PHINEAS AGAIN IN LONDON.
Too Long; Didn't ReadPhineas, on his return to London, before he had taken his seat in the House, received the following letter from Lady Laura Kennedy:—
Dresden, Feb. 8, 1870.
I thought that perhaps you would have written to me from Harrington. Violet has told me of the meeting between you and Madame Goesler, and says that the old friendship seems to have been perfectly re-established. She used to think once that there might be more than friendship, but I never quite believed that. She tells me that Chiltern is quarrelling with the Pallisers. You ought not to let him quarrel with people. I know that he would listen to you. He always did.
I write now especially because I have just received so dreadful a letter from Mr. Kennedy! I would send it you were it not that there are in it a few words which on his behalf I shrink from showing even to you. It is full of threats. He begins by quotations from the Scriptures, and from the Prayer-Book, to show that a wife has no right to leave her husband,—and then he goes on to the law. One knows all that of course. And then he asks whether he ever ill-used me? Was he ever false to me? Do I think, that were I to choose to submit the matter to the iniquitous practices of the present Divorce Court, I could prove anything against him by which even that low earthly judge would be justified in taking from him his marital authority? And if not,—have I no conscience? Can I reconcile it to myself to make his life utterly desolate and wretched simply because duties which I took upon myself at my marriage have become distasteful to me?
These questions would be very hard to answer, were there not other questions that I could ask. Of course I was wrong to marry him. I know that now, and I repent my sin in sackcloth and ashes. But I did not leave him after I married him till he had brought against me horrid accusations,—accusations which a woman could not bear, which, if he believed them himself, must have made it impossible for him to live with me. Could any wife live with a husband who declared to her face that he believed that she had a lover? And in this very letter he says that which almost repeats the accusation. He has asked me how I can have dared to receive you, and desires me never either to see you or to wish to see you again.

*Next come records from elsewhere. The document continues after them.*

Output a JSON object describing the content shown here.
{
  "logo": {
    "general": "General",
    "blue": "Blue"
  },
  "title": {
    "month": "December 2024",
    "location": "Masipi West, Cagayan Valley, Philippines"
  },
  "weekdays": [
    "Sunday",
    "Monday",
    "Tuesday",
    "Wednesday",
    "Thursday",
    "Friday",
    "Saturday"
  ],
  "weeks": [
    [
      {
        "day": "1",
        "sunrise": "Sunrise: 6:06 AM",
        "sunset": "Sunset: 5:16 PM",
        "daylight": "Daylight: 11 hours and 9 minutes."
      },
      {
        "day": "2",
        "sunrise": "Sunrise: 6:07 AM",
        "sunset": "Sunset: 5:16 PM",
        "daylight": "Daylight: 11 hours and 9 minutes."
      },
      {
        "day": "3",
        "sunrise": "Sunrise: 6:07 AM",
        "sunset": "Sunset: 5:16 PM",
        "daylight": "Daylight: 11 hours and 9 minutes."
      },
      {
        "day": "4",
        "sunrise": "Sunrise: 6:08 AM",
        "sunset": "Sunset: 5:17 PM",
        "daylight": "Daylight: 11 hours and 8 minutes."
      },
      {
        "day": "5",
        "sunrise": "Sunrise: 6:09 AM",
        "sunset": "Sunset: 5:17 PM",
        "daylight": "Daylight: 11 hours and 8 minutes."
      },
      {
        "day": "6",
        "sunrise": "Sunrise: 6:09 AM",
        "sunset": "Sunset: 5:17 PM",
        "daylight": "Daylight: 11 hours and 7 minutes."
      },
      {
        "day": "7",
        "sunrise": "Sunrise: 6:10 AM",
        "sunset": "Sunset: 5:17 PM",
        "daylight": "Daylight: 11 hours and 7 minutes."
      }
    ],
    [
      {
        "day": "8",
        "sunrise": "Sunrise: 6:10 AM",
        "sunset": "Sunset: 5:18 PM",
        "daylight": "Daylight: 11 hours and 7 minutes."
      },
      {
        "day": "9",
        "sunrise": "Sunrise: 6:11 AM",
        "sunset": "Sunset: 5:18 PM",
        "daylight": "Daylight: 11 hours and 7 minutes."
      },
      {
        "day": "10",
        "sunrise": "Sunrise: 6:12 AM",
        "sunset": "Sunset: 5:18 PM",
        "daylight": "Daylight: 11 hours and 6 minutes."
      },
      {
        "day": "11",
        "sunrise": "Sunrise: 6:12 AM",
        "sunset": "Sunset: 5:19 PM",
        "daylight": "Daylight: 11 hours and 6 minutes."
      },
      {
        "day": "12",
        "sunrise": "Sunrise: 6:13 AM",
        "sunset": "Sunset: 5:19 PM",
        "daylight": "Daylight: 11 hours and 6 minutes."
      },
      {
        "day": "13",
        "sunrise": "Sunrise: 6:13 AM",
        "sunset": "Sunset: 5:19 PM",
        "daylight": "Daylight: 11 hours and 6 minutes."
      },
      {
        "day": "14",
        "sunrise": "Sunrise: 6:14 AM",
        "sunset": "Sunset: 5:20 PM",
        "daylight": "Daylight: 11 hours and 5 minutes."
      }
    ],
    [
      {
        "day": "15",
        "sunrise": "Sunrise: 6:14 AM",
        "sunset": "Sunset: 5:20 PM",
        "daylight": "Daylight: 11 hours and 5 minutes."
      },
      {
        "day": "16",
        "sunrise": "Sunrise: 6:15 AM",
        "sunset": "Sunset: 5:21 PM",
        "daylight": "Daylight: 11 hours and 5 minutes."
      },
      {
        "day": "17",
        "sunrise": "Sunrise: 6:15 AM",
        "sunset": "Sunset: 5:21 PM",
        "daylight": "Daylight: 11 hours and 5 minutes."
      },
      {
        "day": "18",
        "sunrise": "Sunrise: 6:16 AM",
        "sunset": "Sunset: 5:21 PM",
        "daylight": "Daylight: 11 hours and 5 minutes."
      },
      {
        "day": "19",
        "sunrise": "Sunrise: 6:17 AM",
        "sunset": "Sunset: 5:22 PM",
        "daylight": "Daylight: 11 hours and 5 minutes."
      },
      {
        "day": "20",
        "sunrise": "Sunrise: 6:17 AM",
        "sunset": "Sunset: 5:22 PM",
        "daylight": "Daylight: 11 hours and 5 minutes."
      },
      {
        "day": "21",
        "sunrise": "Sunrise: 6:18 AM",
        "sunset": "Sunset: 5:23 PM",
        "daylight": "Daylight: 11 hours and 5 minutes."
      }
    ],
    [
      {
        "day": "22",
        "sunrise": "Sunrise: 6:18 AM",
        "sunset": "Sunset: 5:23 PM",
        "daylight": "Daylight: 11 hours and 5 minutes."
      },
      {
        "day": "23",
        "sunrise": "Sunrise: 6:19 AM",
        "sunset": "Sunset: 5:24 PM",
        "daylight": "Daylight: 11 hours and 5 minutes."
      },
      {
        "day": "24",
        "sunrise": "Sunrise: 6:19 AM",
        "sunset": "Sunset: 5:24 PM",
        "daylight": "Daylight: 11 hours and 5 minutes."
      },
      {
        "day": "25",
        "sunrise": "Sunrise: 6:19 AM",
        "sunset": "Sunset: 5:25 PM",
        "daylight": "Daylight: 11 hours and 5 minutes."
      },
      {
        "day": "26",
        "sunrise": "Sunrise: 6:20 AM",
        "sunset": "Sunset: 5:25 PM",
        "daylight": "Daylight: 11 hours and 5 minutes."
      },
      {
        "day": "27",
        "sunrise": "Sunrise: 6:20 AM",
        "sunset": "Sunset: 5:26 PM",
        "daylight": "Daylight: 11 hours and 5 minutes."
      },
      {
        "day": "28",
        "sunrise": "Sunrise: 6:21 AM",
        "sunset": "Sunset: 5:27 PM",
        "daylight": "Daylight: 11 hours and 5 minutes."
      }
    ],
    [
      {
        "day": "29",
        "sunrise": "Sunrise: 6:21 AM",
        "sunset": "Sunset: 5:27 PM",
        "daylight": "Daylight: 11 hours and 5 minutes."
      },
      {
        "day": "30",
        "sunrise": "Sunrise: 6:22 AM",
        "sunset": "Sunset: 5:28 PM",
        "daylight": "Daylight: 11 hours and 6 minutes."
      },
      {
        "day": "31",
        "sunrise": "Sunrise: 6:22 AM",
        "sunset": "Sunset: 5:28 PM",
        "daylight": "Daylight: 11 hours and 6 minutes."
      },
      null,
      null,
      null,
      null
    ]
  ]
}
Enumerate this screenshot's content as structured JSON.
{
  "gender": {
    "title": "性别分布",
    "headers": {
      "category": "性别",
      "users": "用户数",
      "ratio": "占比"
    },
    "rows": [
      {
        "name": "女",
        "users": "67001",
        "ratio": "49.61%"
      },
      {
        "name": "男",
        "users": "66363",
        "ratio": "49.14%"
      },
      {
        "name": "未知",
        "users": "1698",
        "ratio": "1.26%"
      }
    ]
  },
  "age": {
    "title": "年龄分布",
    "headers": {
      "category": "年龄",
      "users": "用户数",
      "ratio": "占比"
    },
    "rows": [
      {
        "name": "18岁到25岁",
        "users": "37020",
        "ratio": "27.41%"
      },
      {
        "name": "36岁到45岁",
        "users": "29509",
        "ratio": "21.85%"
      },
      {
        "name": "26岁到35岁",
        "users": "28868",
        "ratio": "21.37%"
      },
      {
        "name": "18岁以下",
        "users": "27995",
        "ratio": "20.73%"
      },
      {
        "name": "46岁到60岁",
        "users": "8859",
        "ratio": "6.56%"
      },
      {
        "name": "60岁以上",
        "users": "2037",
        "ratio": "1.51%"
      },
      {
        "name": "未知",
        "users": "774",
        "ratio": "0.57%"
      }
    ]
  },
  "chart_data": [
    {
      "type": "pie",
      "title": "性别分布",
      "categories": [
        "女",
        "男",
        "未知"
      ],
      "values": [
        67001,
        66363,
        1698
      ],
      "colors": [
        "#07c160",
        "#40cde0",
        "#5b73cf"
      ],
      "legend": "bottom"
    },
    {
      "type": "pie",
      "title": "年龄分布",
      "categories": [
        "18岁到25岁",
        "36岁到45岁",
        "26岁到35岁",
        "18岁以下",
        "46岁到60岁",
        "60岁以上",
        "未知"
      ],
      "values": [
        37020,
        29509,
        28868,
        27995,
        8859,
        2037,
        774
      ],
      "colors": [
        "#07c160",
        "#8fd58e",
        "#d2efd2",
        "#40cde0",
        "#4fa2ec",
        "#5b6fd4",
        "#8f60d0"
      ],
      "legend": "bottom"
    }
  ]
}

And yet he sent for you to Loughlinter before you came, in order that you might act as a friend between us. How could I possibly return to a man whose power of judgment has so absolutely left him?